Your PDF will open in Skim, and your Notes and annotations will be visible, searchable, and editable as usual. Now we have our PDF exactly where we want it for quick reference – right inside the Scrivener project. Let’s get the Notes in next.
Scrivener: import your Notes
This is a process that you may want to repeat periodically to ensure the Notes in Scrivener are up to date with the latest version of the Notes you make in Skim.
Open the RTF file. Select the text [cmd + a] and copy it [cmd + c]
Back in Scrivener, ensure the PDF is selected in the binder and displayed in the editor (see A and B above).
Open the Inspector [opt + cmd + i]
Ensure that Document Notes are visible, and paste in the text [cmd + v]
Now your Notes are attached to, and associated with, the PDF inside your Scrivener project – they are accessible and searchable whilst you are writing up. Here’s how I used this in my Scrivener writing workflow:

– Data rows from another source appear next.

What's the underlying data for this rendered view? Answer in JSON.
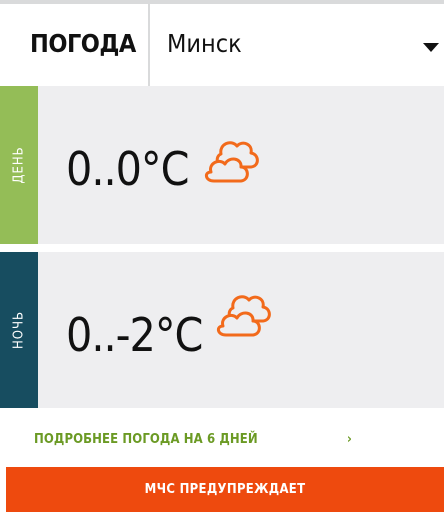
{
  "header": {
    "brand": "ПОГОДА",
    "city": "Минск"
  },
  "day": {
    "label": "ДЕНЬ",
    "temperature": "0..0°C",
    "icon": "cloudy-icon"
  },
  "night": {
    "label": "НОЧЬ",
    "temperature": "0..-2°C",
    "icon": "cloudy-icon"
  },
  "more_link": {
    "label": "ПОДРОБНЕЕ ПОГОДА НА 6 ДНЕЙ",
    "arrow": "›"
  },
  "alert": {
    "label": "МЧС ПРЕДУПРЕЖДАЕТ"
  },
  "colors": {
    "day_tab": "#94bd57",
    "night_tab": "#174d60",
    "icon": "#f26a1b",
    "link": "#6b9a24",
    "alert_bg": "#ee4a0e"
  }
}
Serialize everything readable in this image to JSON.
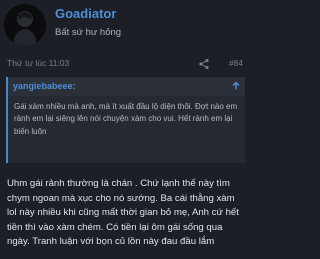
{
  "post": {
    "author": "Goadiator",
    "user_title": "Bất sứ hư hỏng",
    "timestamp": "Thứ tư lúc 11:03",
    "post_number": "#84",
    "share_icon": "share-icon",
    "quote": {
      "author": "yangiebabeee:",
      "text": "Gái xàm nhiều mà anh, mà ít xuất đầu lộ diện thôi. Đợt nào em rảnh em lại siêng lên nói chuyện xàm cho vui. Hết rảnh em lại biến luôn",
      "expand_icon": "chevron-up-icon"
    },
    "body": "Uhm gái rảnh thường là chán . Chứ lạnh thế này tìm chym ngoan mà xục cho nó sướng. Ba cái thằng xàm lol này nhiều khi cũng mất thời gian bỏ mẹ, Anh cứ hết tiền thì vào xàm chém. Có tiền lại ôm gái sống qua ngày. Tranh luận với bọn củ lồn này đau đầu lắm"
  },
  "colors": {
    "background": "#1c1f26",
    "link": "#4f8fd6",
    "quote_bg": "#252931",
    "quote_border": "#4a88cc"
  }
}
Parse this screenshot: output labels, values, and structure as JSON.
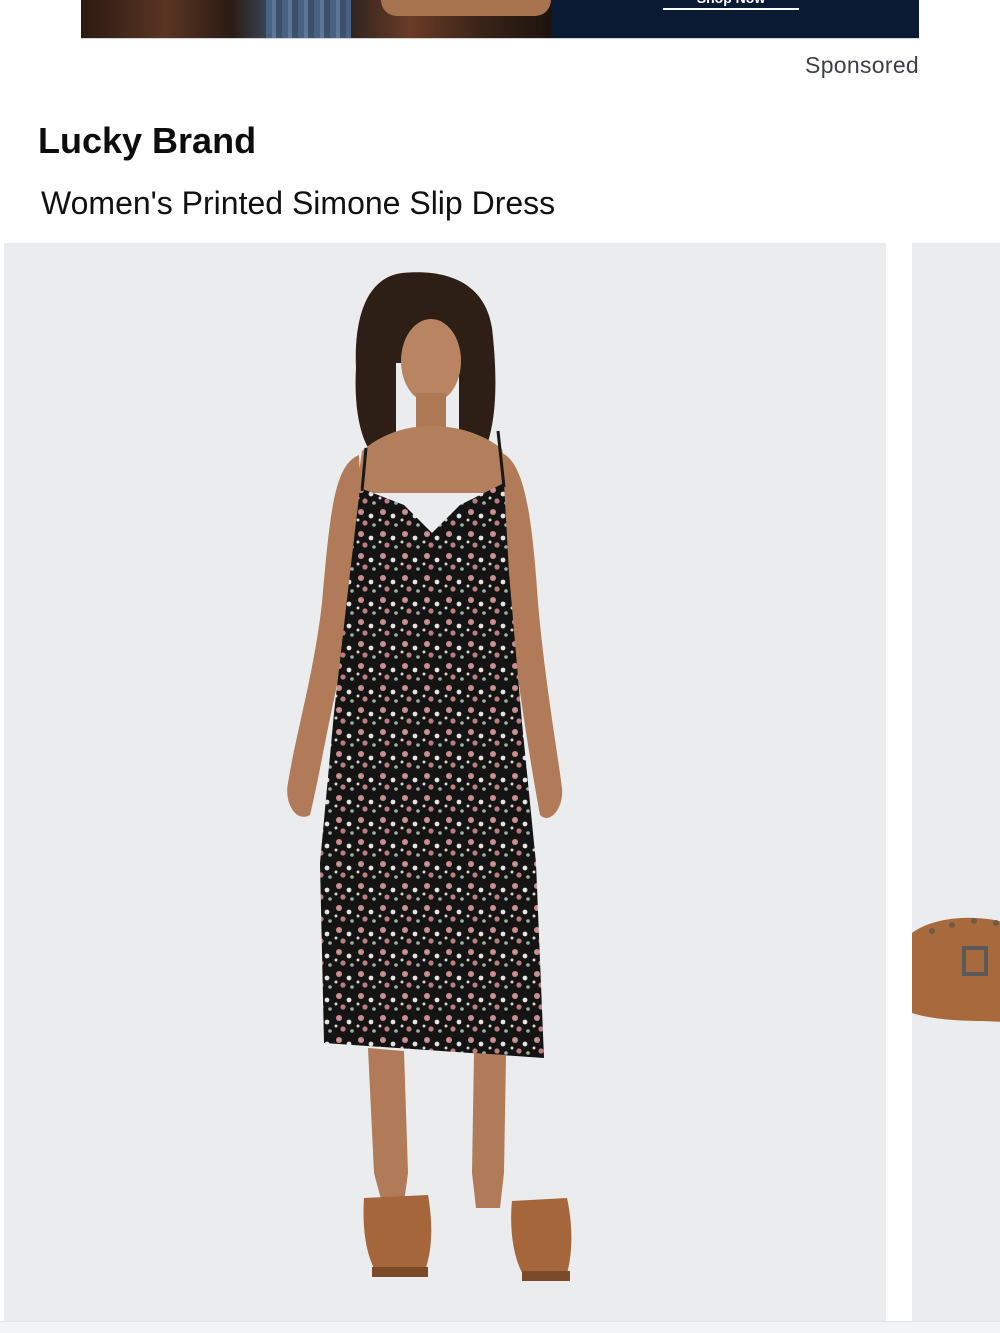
{
  "ad": {
    "cta_label": "Shop Now",
    "sponsored_label": "Sponsored",
    "panel_color": "#0b1a33"
  },
  "product": {
    "brand": "Lucky Brand",
    "title": "Women's Printed Simone Slip Dress"
  },
  "gallery": {
    "images": [
      {
        "alt": "Model wearing black floral printed slip midi dress with brown clogs"
      },
      {
        "alt": "Close-up of brown studded clog shoe"
      }
    ],
    "background_color": "#ebecee"
  }
}
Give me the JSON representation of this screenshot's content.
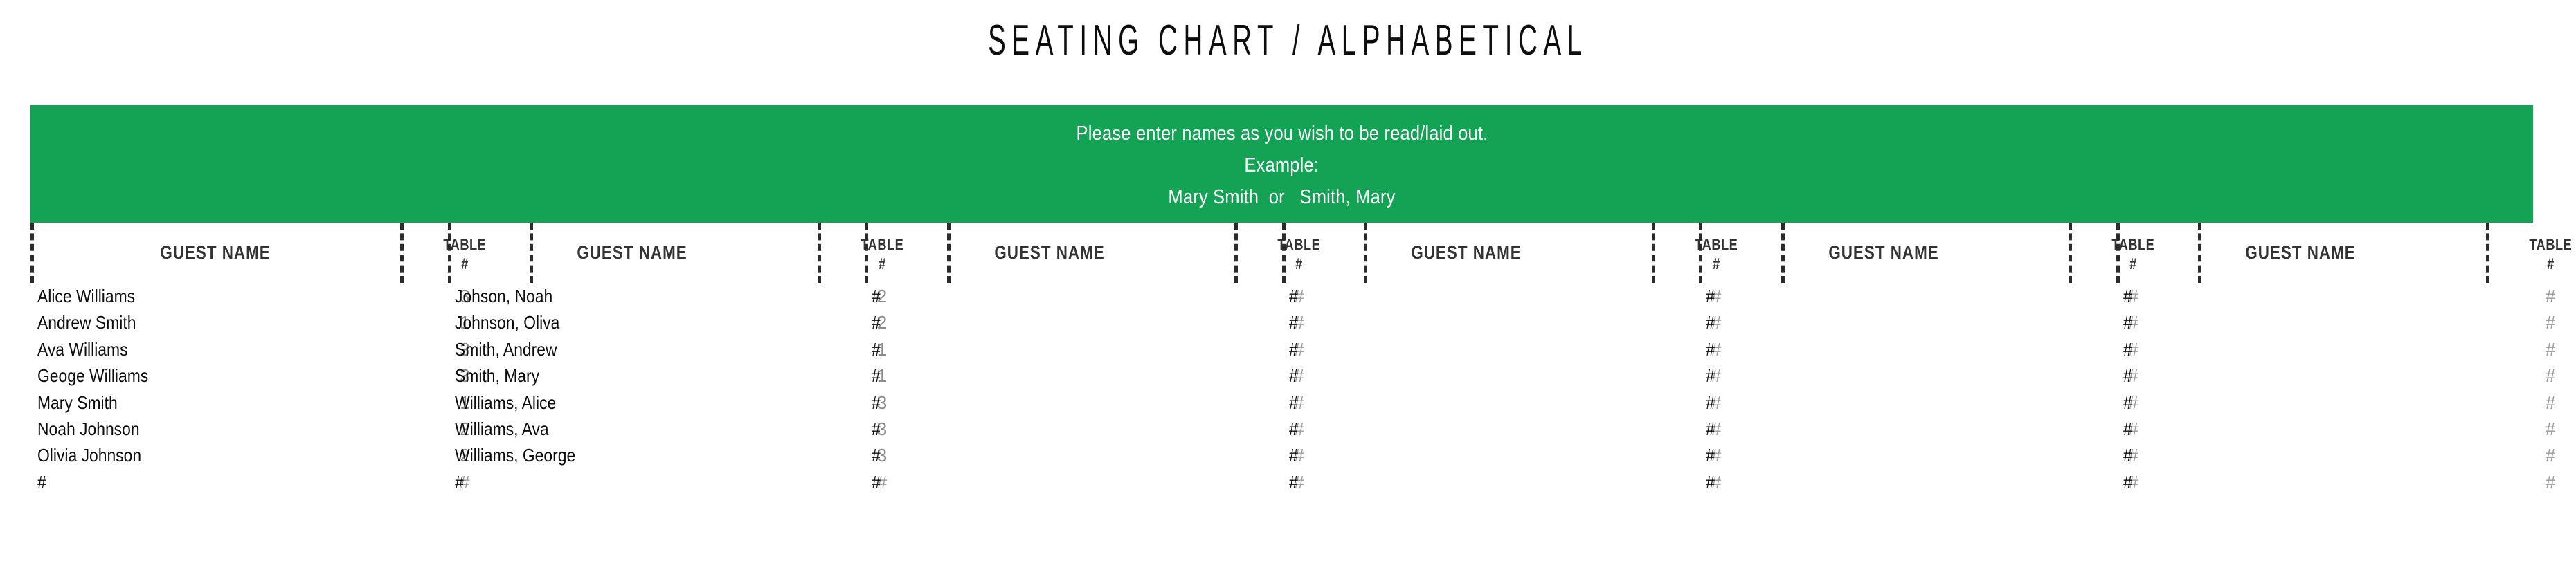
{
  "title": "SEATING CHART / ALPHABETICAL",
  "banner": {
    "background_color": "#14a254",
    "text_color": "#ffffff",
    "lines": [
      "Please enter names as you wish to be read/laid out.",
      "Example:",
      "Mary Smith  or   Smith, Mary"
    ]
  },
  "table": {
    "header": {
      "guest_name": "GUEST NAME",
      "table_line1": "TABLE",
      "table_line2": "#"
    },
    "placeholder": "#",
    "row_count": 8,
    "columns": [
      {
        "index": 1,
        "guest_name_header": "GUEST NAME",
        "table_header": "TABLE\n#",
        "rows": [
          {
            "name": "Alice Williams",
            "table": "3"
          },
          {
            "name": "Andrew Smith",
            "table": "1"
          },
          {
            "name": "Ava Williams",
            "table": "3"
          },
          {
            "name": "Geoge Williams",
            "table": "3"
          },
          {
            "name": "Mary Smith",
            "table": "1"
          },
          {
            "name": "Noah Johnson",
            "table": "2"
          },
          {
            "name": "Olivia Johnson",
            "table": "2"
          },
          {
            "name": "#",
            "table": "#"
          }
        ]
      },
      {
        "index": 2,
        "guest_name_header": "GUEST NAME",
        "table_header": "TABLE\n#",
        "rows": [
          {
            "name": "Johson, Noah",
            "table": "2"
          },
          {
            "name": "Johnson, Oliva",
            "table": "2"
          },
          {
            "name": "Smith, Andrew",
            "table": "1"
          },
          {
            "name": "Smith, Mary",
            "table": "1"
          },
          {
            "name": "Williams, Alice",
            "table": "3"
          },
          {
            "name": "Williams, Ava",
            "table": "3"
          },
          {
            "name": "Williams, George",
            "table": "3"
          },
          {
            "name": "#",
            "table": "#"
          }
        ]
      },
      {
        "index": 3,
        "guest_name_header": "GUEST NAME",
        "table_header": "TABLE\n#",
        "rows": [
          {
            "name": "#",
            "table": "#"
          },
          {
            "name": "#",
            "table": "#"
          },
          {
            "name": "#",
            "table": "#"
          },
          {
            "name": "#",
            "table": "#"
          },
          {
            "name": "#",
            "table": "#"
          },
          {
            "name": "#",
            "table": "#"
          },
          {
            "name": "#",
            "table": "#"
          },
          {
            "name": "#",
            "table": "#"
          }
        ]
      },
      {
        "index": 4,
        "guest_name_header": "GUEST NAME",
        "table_header": "TABLE\n#",
        "rows": [
          {
            "name": "#",
            "table": "#"
          },
          {
            "name": "#",
            "table": "#"
          },
          {
            "name": "#",
            "table": "#"
          },
          {
            "name": "#",
            "table": "#"
          },
          {
            "name": "#",
            "table": "#"
          },
          {
            "name": "#",
            "table": "#"
          },
          {
            "name": "#",
            "table": "#"
          },
          {
            "name": "#",
            "table": "#"
          }
        ]
      },
      {
        "index": 5,
        "guest_name_header": "GUEST NAME",
        "table_header": "TABLE\n#",
        "rows": [
          {
            "name": "#",
            "table": "#"
          },
          {
            "name": "#",
            "table": "#"
          },
          {
            "name": "#",
            "table": "#"
          },
          {
            "name": "#",
            "table": "#"
          },
          {
            "name": "#",
            "table": "#"
          },
          {
            "name": "#",
            "table": "#"
          },
          {
            "name": "#",
            "table": "#"
          },
          {
            "name": "#",
            "table": "#"
          }
        ]
      },
      {
        "index": 6,
        "guest_name_header": "GUEST NAME",
        "table_header": "TABLE\n#",
        "rows": [
          {
            "name": "#",
            "table": "#"
          },
          {
            "name": "#",
            "table": "#"
          },
          {
            "name": "#",
            "table": "#"
          },
          {
            "name": "#",
            "table": "#"
          },
          {
            "name": "#",
            "table": "#"
          },
          {
            "name": "#",
            "table": "#"
          },
          {
            "name": "#",
            "table": "#"
          },
          {
            "name": "#",
            "table": "#"
          }
        ]
      }
    ]
  }
}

The default behaviour of the inspector is to show metadata from the currently-selected editor pane (i.e. the one you are editing). So to make sure the Document Notes of the secondary pane (where your PDF is displayed) are visible, select the 2nd editor pane, and then ‘lock’ the inspector by clicking the padlock icon, indicated in the image by ‘!’. Then, when you return to your working document, the PDF notes remain visible.
That’s it. It looks long and difficult, but it isn’t really, and once you’ve done it twice it’s easy to remember
 UK time is UTC/GMT, with Summer daylight saving (UTC/GMT+01:00) between the last Sunday in March and the last Sunday in October. See the London page at timeanddate.com for clarity.
 There is another way. You can select your Scrivener project in the Finder, and open the package by selecting “Show Package Contents” from the contextual menu. The PDF will be saved in the folder called “Docs”, but will have been given a numeric file name (e.g. ’342.pdf’). You can open the PDF from there. But this method isn’t really advised: inadvertent changes to the Scrivener project package from outside of Scrivener itself can have DIRE consequences. You have been warned.